Last year was the first year that I hunted with the new .300 Weatherby that I built. In January, some friends and I hunted in West Texas. One of tha animals that I shot was an Aoudad. My guide kept telling me how hard Aoudads were to kill, so when my ram turned broadside at about 100 yds, I put the 168 gr TSX bullet through both of his shoulders. He ran about 30 yds using only his back legs. Then in November I was doing a DIY elk hunt near my home in Montana. Again I was hunting with my new .300 Wby and my 168 gr TSX handloads. When the 5 pt bull that I was stalking stepped broadside into the open about 100 yds from me, I put the bullet into the crease behind his shoulder, about 1/3 up into his body. At the shot, he reared up on his back legs, turned around, took two steps and fell dead. Shoulder shots do not always mean the animal will fall quicker.
I generally prefer to aim at the crease behind the shoulder, about 1/3 up into the animals body. Broadside shots are obviously the best, but if the only shot I have the animal is quartering away, I'll aim for the far shoulder. If the animal is quartering to me, I'll aim just inside his near shoulder.

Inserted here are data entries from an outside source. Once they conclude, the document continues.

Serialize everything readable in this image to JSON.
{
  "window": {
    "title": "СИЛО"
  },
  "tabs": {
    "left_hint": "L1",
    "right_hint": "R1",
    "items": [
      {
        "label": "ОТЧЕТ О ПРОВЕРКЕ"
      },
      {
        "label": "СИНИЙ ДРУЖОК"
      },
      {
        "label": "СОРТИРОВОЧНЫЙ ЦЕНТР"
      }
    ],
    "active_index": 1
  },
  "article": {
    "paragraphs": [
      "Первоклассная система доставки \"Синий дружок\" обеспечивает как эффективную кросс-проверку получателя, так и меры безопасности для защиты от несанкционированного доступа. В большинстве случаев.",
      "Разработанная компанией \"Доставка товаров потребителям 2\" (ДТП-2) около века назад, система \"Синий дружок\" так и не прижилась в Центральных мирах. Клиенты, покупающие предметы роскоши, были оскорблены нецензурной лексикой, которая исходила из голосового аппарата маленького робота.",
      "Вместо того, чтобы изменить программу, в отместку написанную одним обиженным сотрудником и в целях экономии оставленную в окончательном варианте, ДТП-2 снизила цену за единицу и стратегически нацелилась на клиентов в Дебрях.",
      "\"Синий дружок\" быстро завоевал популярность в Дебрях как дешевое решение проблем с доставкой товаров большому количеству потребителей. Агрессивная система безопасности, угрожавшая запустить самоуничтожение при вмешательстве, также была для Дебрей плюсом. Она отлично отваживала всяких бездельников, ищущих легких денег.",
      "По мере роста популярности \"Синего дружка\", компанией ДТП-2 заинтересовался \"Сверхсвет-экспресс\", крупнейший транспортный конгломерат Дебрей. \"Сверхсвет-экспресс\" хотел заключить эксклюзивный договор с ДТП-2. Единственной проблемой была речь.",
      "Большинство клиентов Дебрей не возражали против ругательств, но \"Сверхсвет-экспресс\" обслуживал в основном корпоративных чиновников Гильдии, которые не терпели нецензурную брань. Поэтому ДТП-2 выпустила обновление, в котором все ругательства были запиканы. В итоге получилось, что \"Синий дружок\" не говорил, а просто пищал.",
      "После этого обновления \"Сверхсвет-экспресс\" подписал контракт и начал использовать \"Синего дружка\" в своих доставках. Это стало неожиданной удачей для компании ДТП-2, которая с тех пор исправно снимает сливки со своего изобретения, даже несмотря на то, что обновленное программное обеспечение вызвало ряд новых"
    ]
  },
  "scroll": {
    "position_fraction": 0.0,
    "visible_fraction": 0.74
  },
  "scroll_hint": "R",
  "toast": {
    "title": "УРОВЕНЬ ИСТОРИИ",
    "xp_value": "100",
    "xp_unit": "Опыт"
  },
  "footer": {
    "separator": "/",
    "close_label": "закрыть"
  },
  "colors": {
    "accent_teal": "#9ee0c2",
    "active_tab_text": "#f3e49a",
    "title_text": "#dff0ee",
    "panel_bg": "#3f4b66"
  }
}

Head and neck shots can be instantly lethal only if the brain or vertebra is hit, but that target is much smaller than the heart/lung shot. Over the years, I have hunted with several friends who swore they hit an animal in the head or neck and the animal ran away and was lost. I even found a .35 caliber jacketed bullet lodged against a neck vertebra of a whitetail buck that I killed one year. The wound had completely healed and I didn't know the bullet was there until I boned out the buck's neck.